Equity Bank, once technically declared insolvent in 1993, now has more than 9 million customers, more than any other bank in Africa with nearly half of the bank accounts in Kenya. The company’s vision is “to be the champion of the socio-economic prosperity of the people of Africa,” with an agent-based model that has won it awards and has been studied by leading business schools in the world for its improvements in financial inclusion. The Group Associate Director of International Banking and Payments at Equity Bank, Patrice Kiiru, is joining the RemTECH Awards judging panel this year. He speaks to us about his story, work there and what he sees is missing from the market.
- You went to school in California, but most of your banking career has been in Africa. Can you tell us the story about that?
Actually most of my banking career (almost 12yrs) was in California and about 5 in Africa? I moved to Southern California in high school with my entire family. My initial banking career was in commercial real estate financing before the Global Financial Crisis. I took almost one year off after that, and spent most of it hiking across many of the mountain peaks in the US. That was when I had an epiphany to move back to Africa and give back to the place I got my start. From that point it took almost 5yrs to finally pull the plug and move back home. I should have definitely done it sooner. There are tremendous opportunities in Africa for returning migrants.
- You’re now Group Associate Director, International Banking and Payments at Equity Bank managing diaspora banking and remittances. And I know you try to make a positive impact. Has there been any moments that you felt like you were doing that?

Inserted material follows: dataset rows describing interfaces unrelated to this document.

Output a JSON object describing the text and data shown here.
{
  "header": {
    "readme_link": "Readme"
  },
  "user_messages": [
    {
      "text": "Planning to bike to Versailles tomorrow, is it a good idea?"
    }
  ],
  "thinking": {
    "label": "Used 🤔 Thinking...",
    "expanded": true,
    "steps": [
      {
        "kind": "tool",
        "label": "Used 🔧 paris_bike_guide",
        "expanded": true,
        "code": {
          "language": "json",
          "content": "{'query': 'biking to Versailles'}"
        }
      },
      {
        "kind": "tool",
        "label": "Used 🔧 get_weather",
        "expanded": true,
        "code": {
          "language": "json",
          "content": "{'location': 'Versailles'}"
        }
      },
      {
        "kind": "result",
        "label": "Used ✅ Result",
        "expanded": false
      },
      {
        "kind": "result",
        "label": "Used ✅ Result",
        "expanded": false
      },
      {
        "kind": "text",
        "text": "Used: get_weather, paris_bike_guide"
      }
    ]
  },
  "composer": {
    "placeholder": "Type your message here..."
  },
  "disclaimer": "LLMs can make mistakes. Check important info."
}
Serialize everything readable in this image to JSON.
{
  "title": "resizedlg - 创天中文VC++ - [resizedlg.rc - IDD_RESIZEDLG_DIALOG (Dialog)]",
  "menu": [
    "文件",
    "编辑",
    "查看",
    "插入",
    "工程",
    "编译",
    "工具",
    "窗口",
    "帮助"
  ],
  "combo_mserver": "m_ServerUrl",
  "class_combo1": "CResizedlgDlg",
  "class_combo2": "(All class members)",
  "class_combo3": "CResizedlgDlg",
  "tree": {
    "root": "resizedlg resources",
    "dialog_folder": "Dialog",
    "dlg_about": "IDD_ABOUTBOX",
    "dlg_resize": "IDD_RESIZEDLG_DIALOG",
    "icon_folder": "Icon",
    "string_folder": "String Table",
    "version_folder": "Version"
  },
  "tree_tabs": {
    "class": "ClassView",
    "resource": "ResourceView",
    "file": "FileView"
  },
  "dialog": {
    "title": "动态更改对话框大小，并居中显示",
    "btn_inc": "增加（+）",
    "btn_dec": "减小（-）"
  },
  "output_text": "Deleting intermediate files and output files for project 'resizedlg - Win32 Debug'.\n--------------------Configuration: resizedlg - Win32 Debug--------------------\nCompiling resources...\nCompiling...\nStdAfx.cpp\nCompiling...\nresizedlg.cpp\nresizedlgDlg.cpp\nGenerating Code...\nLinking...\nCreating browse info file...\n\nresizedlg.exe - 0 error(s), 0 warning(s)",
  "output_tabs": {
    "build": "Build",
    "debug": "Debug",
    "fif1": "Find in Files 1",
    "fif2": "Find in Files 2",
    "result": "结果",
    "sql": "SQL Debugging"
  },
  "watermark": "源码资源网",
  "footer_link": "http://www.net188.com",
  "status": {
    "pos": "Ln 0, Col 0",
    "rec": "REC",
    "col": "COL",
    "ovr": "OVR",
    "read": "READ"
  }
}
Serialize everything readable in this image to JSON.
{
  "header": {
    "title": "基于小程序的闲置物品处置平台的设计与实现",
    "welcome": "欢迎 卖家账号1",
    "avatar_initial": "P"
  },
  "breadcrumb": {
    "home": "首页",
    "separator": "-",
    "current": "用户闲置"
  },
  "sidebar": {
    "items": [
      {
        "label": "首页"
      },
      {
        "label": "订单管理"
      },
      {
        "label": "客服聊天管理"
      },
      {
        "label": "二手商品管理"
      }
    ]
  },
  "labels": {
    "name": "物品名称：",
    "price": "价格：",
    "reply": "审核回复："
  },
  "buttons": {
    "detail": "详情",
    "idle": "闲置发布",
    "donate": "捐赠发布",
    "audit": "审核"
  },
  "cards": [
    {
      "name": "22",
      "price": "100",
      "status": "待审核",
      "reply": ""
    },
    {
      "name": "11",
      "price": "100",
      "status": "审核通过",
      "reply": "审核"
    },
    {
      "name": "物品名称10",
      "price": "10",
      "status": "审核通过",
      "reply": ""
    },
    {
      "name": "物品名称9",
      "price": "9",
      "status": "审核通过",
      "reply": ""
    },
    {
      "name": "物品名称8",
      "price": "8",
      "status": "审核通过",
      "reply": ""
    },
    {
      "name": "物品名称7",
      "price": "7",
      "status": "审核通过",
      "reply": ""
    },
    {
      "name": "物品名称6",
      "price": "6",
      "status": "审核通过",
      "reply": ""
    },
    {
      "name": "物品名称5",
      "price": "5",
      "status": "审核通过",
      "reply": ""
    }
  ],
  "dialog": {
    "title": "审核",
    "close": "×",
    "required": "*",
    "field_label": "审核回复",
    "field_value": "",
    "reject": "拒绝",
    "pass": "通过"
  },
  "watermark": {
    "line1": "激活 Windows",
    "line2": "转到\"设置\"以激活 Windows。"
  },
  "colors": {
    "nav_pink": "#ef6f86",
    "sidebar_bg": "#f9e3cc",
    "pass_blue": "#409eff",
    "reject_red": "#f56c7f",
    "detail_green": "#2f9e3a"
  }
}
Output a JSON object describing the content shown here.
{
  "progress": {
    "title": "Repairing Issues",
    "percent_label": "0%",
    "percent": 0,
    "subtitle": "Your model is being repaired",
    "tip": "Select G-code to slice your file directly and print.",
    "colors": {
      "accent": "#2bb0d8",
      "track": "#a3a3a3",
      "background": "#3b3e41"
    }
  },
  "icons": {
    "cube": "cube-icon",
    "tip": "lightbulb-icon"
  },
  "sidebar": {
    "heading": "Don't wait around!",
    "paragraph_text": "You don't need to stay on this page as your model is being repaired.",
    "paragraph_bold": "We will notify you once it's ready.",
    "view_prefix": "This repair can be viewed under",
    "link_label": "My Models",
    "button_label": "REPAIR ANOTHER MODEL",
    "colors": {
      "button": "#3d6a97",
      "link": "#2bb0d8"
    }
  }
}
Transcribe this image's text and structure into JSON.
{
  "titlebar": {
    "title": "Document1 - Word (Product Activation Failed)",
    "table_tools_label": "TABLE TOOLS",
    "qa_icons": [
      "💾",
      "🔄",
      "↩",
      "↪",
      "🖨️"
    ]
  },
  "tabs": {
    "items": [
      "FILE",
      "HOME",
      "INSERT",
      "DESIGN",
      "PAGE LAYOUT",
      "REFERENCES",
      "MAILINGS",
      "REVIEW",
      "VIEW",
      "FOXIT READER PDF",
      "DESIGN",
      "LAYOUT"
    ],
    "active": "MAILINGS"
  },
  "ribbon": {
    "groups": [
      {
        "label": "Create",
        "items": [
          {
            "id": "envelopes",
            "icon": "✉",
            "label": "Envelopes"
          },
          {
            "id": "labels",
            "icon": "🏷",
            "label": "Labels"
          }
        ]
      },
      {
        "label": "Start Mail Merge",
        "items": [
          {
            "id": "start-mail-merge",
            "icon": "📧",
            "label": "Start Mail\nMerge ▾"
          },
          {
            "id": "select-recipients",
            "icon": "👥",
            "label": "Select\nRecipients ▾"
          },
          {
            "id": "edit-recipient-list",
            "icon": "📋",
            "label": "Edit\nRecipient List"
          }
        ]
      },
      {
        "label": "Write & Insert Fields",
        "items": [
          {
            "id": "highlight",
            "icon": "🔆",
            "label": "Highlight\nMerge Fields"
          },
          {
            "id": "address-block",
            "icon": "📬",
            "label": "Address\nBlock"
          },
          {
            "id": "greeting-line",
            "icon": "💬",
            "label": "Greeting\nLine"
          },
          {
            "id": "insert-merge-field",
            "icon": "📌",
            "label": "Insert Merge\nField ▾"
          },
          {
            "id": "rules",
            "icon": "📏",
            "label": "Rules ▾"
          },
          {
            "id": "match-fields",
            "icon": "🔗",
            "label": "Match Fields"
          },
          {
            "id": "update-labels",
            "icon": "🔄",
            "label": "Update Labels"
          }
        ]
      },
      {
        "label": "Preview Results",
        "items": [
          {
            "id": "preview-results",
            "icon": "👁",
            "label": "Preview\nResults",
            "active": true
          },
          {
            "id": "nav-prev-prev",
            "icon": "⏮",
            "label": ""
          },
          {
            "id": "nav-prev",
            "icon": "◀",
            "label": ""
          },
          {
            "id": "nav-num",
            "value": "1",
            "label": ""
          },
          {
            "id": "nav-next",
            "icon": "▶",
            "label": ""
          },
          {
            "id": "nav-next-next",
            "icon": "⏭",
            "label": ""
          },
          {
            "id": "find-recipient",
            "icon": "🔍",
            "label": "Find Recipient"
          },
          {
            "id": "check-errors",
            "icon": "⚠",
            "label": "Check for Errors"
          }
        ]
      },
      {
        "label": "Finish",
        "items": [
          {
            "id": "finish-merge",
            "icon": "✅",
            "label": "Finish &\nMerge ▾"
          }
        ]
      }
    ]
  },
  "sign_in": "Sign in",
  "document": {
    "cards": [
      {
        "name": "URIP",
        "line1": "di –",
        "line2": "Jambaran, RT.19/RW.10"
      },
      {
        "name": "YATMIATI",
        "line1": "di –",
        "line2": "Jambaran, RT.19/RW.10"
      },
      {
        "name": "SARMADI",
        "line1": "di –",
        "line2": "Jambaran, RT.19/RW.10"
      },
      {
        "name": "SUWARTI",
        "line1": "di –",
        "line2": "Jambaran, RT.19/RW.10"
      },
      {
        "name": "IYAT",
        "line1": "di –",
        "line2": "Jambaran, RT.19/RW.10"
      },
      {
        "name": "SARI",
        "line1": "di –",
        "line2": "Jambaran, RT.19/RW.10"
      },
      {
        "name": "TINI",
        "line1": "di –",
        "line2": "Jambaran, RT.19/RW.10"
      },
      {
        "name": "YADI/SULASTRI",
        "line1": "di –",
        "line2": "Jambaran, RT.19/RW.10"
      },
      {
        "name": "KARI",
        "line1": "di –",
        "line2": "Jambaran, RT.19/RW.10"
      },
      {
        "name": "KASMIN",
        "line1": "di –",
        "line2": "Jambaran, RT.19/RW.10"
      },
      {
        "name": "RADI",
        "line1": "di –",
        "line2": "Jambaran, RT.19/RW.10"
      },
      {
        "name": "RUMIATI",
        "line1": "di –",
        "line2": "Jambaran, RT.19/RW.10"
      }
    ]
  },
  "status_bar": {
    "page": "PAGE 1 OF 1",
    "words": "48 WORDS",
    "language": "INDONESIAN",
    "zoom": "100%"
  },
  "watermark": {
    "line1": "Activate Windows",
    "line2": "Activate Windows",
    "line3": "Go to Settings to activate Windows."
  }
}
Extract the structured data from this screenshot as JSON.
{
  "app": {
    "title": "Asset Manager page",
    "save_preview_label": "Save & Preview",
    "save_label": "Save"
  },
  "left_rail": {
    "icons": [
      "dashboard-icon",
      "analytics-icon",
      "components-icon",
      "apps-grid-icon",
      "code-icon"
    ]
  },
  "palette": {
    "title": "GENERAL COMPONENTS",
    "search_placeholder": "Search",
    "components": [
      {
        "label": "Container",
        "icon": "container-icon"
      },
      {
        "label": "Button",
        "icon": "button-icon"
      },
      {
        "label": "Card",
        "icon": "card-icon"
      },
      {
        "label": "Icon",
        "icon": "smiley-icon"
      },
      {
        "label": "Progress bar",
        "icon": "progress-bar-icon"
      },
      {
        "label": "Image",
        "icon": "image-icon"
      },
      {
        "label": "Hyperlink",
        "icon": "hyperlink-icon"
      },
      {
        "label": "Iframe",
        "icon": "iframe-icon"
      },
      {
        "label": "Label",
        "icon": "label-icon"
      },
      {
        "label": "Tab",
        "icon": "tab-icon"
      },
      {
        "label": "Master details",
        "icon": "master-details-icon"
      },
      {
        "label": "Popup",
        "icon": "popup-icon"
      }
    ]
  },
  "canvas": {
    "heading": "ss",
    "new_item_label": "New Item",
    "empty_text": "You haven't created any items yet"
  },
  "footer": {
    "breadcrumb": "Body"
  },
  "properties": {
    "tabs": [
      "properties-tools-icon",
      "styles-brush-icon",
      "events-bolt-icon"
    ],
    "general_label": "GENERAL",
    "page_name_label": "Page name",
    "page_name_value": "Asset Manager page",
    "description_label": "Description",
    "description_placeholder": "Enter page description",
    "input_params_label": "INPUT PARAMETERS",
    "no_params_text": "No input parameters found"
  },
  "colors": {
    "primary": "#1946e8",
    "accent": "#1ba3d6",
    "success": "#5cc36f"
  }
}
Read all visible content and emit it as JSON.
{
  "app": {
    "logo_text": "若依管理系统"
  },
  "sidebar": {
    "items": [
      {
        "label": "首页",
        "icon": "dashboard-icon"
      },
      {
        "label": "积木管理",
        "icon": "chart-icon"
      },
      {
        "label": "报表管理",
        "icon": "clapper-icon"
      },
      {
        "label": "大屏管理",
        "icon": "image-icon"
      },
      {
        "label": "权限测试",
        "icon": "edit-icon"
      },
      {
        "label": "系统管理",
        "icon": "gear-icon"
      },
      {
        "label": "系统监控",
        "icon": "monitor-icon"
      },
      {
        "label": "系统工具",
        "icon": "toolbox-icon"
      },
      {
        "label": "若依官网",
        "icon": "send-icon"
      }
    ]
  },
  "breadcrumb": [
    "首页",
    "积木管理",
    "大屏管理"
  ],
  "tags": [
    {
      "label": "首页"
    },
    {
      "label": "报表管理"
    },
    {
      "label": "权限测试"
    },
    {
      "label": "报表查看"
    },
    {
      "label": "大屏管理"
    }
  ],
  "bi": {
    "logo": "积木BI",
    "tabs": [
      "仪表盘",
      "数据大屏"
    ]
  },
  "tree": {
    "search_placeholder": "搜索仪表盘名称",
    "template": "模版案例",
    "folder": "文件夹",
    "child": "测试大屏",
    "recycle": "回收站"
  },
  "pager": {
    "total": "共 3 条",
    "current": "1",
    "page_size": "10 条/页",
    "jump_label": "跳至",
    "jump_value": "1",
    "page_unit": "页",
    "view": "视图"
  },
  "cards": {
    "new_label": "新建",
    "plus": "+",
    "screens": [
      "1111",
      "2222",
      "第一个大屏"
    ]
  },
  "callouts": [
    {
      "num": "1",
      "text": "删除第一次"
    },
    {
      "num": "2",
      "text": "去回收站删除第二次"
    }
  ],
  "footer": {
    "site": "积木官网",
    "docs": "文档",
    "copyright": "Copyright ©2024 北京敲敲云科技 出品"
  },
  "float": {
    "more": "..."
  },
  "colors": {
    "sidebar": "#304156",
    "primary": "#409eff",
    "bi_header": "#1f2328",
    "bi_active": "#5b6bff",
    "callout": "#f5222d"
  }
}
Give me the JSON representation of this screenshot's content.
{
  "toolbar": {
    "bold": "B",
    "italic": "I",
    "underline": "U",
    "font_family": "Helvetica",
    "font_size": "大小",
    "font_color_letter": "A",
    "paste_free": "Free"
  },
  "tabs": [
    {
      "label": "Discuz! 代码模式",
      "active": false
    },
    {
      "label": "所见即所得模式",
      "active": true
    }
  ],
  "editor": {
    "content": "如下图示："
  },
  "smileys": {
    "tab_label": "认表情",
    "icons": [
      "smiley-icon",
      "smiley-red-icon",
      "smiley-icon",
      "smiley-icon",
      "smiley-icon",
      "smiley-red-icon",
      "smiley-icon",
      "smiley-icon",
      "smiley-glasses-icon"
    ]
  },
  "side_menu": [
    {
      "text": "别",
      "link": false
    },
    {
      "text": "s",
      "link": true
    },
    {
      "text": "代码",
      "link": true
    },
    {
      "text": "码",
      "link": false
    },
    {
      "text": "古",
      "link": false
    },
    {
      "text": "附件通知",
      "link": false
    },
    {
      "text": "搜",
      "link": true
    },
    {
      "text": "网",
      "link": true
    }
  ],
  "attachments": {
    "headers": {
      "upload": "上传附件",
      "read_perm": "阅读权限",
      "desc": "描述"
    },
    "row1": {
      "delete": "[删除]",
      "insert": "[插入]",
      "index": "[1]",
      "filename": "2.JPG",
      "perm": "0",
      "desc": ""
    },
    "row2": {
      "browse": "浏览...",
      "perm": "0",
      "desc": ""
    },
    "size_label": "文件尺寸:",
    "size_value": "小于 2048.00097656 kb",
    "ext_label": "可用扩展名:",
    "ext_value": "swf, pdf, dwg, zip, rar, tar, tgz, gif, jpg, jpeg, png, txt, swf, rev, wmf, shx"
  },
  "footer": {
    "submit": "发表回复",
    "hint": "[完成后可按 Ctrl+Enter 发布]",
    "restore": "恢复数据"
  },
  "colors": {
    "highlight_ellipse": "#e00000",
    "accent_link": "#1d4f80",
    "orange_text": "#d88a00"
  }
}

I have been fortunate enough to work for an organization that truly embodies the old adage of “Doing Well by Doing Good”. My role involves supporting migrants to send money to support their families back home and helping them build sustainable investments. I have had the opportunity to support hundreds of thousands of migrants in this capacity. In addition, my team and I have spent countless hours building remittance rails into refugee camps in Kenya, Uganda and Rwanda, to support over 2 million refugees to access life-saving remittances from their relatives abroad.
- In terms of payments innovations in Africa, what would you like to see more of?
I would like to see more innovations around intra-Africa cross border payments. There is a huge gap in terms of cost between sending money to Africa from the developed world, and sending money within Africa. Current estimates show that as many as 50% of African migrants still live within Africa. These migrants are subjected to the highest remittance costs globally.
- Why did you decide to accept our invitation to join the RemTECH judging panel?
Because Olivia Chow asked me… 🙂 Anyways I have been following the RemTECH awards for the last few years since the inception at the UN HQ. I have always been impressed by the quality of the innovations as well as the breadth and depth of experience of the judging panel. I was very honored to be asked to participate.